In the midst of all this cleaning, I had some wonderful conversations with three different loves of mine from Albion. Each one expressed the pain of missing me, no longer able to take it for granted that I’m a few streets away, couch waiting for them. They’re managing as best they can, but I think it’s still hard for them to come to terms with why we left. I know there are times that I wish I could have the best of both worlds, all of my worlds, together, tucked in around me.

My heart aches with and for those in New York who are asking, “Why.” And I look around me and see there is still much work to be done on this new home, in this new town, with this new family around us. But my work allowed my heart to resonate with the words of Ann Voskamp’s blog post.

It can be hard to prune good things that are blooming. It can be hard to remember why you are pruning.

Because there’s a counter-intuitiveness to it, this plucking off certain life activities that will yield good fruit. Some might even think it foolish to pare back, when the bloom and gifting apparent; a good harvest inevitable.

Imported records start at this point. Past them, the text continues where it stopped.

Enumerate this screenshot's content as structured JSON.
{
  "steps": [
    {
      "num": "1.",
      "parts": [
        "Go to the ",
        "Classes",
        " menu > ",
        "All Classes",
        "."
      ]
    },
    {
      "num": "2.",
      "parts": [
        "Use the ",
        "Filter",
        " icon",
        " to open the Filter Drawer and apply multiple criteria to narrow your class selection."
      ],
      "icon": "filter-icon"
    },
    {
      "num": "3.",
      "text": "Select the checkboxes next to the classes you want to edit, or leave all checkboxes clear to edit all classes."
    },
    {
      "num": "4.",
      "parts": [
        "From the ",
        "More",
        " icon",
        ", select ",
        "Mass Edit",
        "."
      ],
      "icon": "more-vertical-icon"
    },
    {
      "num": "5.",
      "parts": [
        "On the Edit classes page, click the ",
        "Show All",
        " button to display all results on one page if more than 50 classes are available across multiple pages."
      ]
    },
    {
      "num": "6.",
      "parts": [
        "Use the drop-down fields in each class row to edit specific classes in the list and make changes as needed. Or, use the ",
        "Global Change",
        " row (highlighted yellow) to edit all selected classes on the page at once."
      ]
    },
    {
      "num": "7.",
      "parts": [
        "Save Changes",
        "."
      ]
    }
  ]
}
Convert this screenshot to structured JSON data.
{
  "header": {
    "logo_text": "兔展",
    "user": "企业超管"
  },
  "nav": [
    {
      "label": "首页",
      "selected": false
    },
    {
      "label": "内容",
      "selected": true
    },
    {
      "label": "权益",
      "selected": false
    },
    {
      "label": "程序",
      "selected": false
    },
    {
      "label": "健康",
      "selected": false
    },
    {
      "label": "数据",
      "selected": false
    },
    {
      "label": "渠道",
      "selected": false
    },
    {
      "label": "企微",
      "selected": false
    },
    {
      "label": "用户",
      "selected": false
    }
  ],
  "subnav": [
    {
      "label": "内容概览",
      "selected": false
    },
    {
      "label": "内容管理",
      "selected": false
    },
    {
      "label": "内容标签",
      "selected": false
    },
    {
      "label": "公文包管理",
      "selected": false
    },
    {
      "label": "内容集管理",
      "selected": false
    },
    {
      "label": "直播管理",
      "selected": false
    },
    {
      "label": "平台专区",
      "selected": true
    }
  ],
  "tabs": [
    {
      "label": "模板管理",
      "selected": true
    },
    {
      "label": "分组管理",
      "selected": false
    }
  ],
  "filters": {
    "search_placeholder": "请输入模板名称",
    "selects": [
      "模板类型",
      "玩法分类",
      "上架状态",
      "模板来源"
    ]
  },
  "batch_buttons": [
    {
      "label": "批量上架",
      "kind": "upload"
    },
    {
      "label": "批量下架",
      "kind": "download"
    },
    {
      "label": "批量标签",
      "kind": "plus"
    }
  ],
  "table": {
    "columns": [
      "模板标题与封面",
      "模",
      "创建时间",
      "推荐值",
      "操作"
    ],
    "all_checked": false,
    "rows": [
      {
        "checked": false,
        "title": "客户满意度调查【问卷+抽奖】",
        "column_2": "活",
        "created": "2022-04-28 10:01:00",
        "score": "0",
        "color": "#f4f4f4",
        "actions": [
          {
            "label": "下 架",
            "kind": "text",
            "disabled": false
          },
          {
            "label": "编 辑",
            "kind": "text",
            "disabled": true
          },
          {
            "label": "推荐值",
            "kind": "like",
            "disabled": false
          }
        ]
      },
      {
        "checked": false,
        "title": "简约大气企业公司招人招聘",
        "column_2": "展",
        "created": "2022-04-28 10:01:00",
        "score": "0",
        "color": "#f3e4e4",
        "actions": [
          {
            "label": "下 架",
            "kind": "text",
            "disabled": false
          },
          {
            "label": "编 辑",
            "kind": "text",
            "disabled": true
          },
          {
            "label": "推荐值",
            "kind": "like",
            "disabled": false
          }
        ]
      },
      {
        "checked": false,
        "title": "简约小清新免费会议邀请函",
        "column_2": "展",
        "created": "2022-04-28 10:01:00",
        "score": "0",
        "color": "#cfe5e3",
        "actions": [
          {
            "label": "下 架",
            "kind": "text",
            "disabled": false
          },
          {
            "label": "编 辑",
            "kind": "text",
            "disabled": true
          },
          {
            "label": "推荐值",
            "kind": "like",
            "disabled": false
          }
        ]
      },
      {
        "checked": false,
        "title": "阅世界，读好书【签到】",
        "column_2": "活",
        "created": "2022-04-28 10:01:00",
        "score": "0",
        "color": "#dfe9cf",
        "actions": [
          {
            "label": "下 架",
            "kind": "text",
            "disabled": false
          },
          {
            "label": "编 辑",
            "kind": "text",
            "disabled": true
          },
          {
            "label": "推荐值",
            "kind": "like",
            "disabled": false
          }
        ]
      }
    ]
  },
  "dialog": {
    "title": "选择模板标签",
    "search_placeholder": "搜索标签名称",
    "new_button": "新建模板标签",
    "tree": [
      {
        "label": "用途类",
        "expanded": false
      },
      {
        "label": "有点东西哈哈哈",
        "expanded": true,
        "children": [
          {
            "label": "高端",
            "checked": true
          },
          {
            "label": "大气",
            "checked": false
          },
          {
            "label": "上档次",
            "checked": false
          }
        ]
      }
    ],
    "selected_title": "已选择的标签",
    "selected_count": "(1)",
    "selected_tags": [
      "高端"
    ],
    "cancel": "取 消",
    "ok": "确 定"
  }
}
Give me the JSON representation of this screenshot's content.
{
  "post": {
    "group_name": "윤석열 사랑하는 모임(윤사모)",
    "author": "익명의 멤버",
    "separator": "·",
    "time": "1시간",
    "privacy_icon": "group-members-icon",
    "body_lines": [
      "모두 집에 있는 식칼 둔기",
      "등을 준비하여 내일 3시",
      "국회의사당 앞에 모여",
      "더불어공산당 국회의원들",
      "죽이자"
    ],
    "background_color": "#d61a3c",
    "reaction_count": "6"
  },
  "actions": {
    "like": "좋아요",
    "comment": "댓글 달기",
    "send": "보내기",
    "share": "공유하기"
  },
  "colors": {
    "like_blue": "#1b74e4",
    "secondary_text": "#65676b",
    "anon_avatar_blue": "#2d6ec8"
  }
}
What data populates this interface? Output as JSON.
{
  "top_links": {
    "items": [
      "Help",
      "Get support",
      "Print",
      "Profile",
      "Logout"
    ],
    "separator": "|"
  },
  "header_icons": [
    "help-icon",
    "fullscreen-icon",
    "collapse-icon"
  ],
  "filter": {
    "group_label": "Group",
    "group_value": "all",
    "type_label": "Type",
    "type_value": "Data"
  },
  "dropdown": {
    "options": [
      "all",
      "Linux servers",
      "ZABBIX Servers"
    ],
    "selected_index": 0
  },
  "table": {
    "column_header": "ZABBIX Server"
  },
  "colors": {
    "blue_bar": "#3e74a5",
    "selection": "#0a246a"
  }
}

Yet it’s the pruning of seemingly good leaves that can grow a better life. 

To allow later seasons to yield the longed-for abundant crop.

And THAT, sweet Child, is why we had to say goodbye when things were so good – believing that God is preparing an even more abundant harvest than we could ask or imagine. But it required faith-following.

I don’t know what tomorrow will hold, let alone a year or ten from now. But I believe in the God who holds my future.

Praying for you,



Home Again, Home Again Jiggity Jig

Dear Child of Mine,

I’ve been yearning for you a lot lately; more than usual. Perhaps it’s because so many parts of our life seem to be eager for your presence. Our desire is changing from we really want a child to something is missing. There is a new void in my heart that I can’t quite describe.

It’s been three weeks since we moved (back) into the parsonage and I have to say it seemed like our surroundings whispered, “Welcome home.” I wasn’t sure how I would feel dwelling in the space we occupied during the first three years of marriage. It seemed so long ago, another lifetime. But this house is our home. It feels right, like pulling on the glove sized perfectly for your fingers.

Seeing the empty rooms, though, reminds me in a very loud way of your absence. Barrenness was easier to ignore when we lived in a studio apartment, but now its presence is around every corner. I’m hurting maybe more than I was, but also more hopeful. This seems like the right place to have you join us, with space to play, a church to love you, and family nearby.

I’m not certain of our next steps. We haven’t found a new doctor yet because we’re waiting for our insurance to be official and I still need to call our R.E. in Rochester for a good referral. Even if all of those pieces line up perfectly, you may not come to us in the form of a biological child. Maybe it’s time to start the arduous steps of adoption.

Either way, you’ll be loved, welcomed with arms wide open and received with tight hugs.

Come quickly, Child. There’s room for you.

Love, Mama